Boosting elevator efficiency can have a substantial impact on building energy use.
Building energy efficiency has been a hot topic of discussion for quite some time now. Efficiency advocates are all too familiar with the fact that 40 percent of the nation’s energy demand comes from buildings. However, people seem to be less familiar with the huge impact that elevators can have on buildings’ consumption.
The 2015 Energy Productivity Index compares the energy productivity of countries across the globe and provides policy recommendations for improvements.
According to the International Energy Agency’s 2013 World Energy Outlook, global energy demand is poised to grow at 3.6 percent a year throughout the coming decades. Further, global energy productivity increased, on average, 1.3 percent per year from 2001-2011. But the productivity gains of the last decade could soon erode, due to exponential increases in population growth and the slow deployment speed of many existing and new energy efficient technologies and practices.
The Alliance to Save Energy is privileged to have influential Members of Congress serving as honorary members of our Board of Directors. Through their strong leadership, the Alliance has continued to advocate for the advancement of energy efficiency to achieve a healthier economy, a cleaner environment and energy security. In this series, we will highlight the excellent work of our Honorary Vice-Chairs and the states they represent. In this seventh installment, we’re applauding the efficiency accomplishments of Senator Mark Pryor of Arkansas, Congressman Ralph Hall of Texas and Senator Mark Udall of Colorado and their years of service to the Alliance.
Since launching eleven years ago, the Alliance’s PowerSave Campus Program has graduated over 350 interns. The most recent alumni survey indicated that 75 percent of graduates consider themselves to be employed in a “green career” and many cite their experience with PowerSave as a major influence in choosing that career. This is an exciting statistic for the program, but omits the personal alumni stories that motivate PowerSave staff members and help current interns set goals.
Alliance Honorary Vice-Chairs Congressmen McKinley (R-W.V.) and Welch (D-Vt.) have reintroduced a modified version of H.R. 2126, the Energy Efficiency Improvement Act, which passed the House last year. The new version is very similar to the previous iteration, but it does not include the Water Heater Efficiency Act provision, which Congressmen Whitfield (R-Ky.) and Welch (D-Vt.) plan to introduce as a standalone bill due to the time sensitivity of the provision. The remaining provisions in the modified H.R. 2126 — Better Buildings, Energy Efficiency Data Centers and Energy Information for Commercial Buildings — would produce annual savings of $4.37 billion and eliminate 20.36 million metric tons of CO2 emissions per year by 2030.
We’re living in a country where energy use is dropping while the economy is growing, where investment in efficiency and clean energy technologies are top priorities and where it’s possible to achieve the Accelerate Energy Productivity 2030 goal to double U.S. energy productivity. The Sustainable Energy in America 2015 Factbook, released last week, shows these trends and more, giving us great hope for a more secure energy future. There’s a lot to be excited about, but additional action is needed across all sectors and at all levels of government in order to build upon this momentum.
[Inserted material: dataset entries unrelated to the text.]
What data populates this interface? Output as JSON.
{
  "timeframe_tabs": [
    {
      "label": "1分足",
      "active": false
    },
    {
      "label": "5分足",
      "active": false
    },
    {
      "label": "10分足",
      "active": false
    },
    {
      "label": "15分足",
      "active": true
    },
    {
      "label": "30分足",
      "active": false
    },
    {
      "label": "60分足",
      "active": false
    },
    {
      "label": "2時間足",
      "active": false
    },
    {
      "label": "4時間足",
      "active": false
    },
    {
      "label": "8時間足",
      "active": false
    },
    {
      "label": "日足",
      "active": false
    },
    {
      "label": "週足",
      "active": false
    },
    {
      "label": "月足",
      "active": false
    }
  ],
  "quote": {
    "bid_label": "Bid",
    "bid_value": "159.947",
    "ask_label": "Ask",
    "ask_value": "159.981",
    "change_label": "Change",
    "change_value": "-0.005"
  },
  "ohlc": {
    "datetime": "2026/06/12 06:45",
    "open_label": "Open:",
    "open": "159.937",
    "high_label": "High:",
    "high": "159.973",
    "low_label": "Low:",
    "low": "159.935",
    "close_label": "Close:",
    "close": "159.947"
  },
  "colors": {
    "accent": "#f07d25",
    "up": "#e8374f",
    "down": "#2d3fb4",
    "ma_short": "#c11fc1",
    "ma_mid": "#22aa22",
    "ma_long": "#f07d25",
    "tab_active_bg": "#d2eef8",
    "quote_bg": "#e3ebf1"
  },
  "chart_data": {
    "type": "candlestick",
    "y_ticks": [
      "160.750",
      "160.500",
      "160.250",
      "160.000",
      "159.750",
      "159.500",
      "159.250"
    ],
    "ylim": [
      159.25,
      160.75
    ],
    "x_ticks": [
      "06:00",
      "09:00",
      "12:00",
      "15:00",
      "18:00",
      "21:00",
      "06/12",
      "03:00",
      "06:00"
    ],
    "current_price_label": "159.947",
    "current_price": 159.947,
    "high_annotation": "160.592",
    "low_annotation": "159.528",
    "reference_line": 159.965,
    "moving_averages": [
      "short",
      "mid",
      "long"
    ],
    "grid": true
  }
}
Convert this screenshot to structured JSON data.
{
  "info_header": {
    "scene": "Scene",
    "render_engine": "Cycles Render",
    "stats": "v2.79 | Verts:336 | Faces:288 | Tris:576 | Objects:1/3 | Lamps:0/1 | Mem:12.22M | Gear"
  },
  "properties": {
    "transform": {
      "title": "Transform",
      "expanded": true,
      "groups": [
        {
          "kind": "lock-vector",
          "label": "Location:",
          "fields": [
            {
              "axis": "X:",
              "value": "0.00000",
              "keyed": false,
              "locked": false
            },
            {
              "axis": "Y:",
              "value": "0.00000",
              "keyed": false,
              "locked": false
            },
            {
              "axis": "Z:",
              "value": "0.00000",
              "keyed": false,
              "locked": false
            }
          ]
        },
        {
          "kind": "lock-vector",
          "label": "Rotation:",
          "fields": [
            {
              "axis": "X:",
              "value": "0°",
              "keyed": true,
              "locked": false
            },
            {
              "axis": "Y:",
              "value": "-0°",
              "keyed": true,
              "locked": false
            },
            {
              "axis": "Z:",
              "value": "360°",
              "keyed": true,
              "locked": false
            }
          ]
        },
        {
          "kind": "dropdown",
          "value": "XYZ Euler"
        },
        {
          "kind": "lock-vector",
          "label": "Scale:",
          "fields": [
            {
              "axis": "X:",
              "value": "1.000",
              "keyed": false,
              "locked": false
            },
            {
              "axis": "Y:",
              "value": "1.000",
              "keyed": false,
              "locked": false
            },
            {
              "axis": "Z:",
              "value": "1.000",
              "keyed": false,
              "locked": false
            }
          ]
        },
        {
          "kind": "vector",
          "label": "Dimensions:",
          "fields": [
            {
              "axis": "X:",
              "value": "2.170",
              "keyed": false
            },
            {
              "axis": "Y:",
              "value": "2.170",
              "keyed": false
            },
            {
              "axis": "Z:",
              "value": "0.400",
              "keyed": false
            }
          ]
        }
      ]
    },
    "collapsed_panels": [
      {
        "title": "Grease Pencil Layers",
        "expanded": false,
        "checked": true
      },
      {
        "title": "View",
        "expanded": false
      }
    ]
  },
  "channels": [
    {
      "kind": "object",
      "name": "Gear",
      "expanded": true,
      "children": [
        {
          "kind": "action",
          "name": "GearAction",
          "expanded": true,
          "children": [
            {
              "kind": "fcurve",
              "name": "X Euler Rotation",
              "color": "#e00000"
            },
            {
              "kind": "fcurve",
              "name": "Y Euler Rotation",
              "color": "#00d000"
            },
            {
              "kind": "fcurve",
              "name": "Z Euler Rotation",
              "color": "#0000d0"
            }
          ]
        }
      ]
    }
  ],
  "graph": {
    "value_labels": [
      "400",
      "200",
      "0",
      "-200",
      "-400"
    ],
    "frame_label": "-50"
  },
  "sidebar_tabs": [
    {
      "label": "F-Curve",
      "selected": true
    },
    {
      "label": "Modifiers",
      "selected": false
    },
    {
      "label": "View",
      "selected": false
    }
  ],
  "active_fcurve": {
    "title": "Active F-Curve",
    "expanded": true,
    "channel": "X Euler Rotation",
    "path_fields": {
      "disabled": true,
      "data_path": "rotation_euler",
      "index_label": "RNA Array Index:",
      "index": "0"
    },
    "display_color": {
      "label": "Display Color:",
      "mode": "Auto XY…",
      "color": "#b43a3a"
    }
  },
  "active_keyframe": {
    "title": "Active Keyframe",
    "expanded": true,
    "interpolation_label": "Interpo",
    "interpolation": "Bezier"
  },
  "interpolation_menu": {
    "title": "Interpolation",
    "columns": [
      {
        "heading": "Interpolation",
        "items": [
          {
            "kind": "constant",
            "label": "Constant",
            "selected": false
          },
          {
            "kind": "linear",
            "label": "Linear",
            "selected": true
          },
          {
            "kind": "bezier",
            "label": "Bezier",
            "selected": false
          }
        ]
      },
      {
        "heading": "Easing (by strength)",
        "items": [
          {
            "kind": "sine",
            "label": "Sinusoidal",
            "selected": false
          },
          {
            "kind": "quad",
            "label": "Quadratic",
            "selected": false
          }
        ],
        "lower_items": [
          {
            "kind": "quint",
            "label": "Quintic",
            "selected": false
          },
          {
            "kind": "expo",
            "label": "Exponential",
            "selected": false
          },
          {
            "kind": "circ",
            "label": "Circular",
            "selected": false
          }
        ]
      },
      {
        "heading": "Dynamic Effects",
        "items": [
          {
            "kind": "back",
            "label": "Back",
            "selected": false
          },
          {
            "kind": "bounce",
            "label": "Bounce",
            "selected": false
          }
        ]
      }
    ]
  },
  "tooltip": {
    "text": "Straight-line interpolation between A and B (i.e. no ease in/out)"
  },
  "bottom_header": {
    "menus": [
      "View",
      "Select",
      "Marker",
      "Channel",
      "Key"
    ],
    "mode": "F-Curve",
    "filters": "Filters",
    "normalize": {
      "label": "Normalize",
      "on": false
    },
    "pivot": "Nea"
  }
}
On Monday, President Obama released his Budget Request for FY 2016. The request outlines some impressive goals and highlights the President’s priorities for the remainder of his term. We are very pleased to see that one of these priorities is the commitment to doubling the nation’s energy productivity by 2030, as evidenced by his proposed budgets for programs that support energy efficiency.
Raleigh is a hub for energy efficiency innovation.
We’re excited to be in North Carolina today to engage with regional stakeholders at the inaugural Accelerate Energy Productivity 2030: A State and Local Dialogue! If you aren’t yet familiar, the Dialogue is an important element of our recently launched Accelerate Energy Productivity 2030 partnership with the Department of Energy (DOE) and the Council on Competitiveness (Council), seeking to build momentum and support for doubling U.S. energy productivity by 2030. We’re working towards this goal by garnering endorsements from the public and private sectors through a series of dialogues in cities across the country. In honor of the event today, we’re highlighting Raleigh’s energy efficiency achievements to date, which have laid solid groundwork for additional actions we hope to encourage with today’s dialogue.
Washington, D.C. welcomed back lawmakers at the beginning of January, and the 114th Congress wasted no time taking up legislation aimed at approving the extension of the Keystone XL oil pipeline. The House of Representatives passed a bill to extend the pipeline on January 9th, and the Senate voted 62-36 to allow construction of the controversial $5.4 billion project on January 29th. It’s expected that President Obama will veto the bill and it is currently expected that supporters of the project lack the necessary two-thirds majority to override a veto.
Homeowners show in recent polls that energy efficiency is a top priority.
Today’s economic concerns, rising global temperatures and changing energy environment have inspired national and global discussions about human practices and policies. While national leaders might struggle to agree on legislation, it seems that most Americans are in agreement about important energy efficiency issues.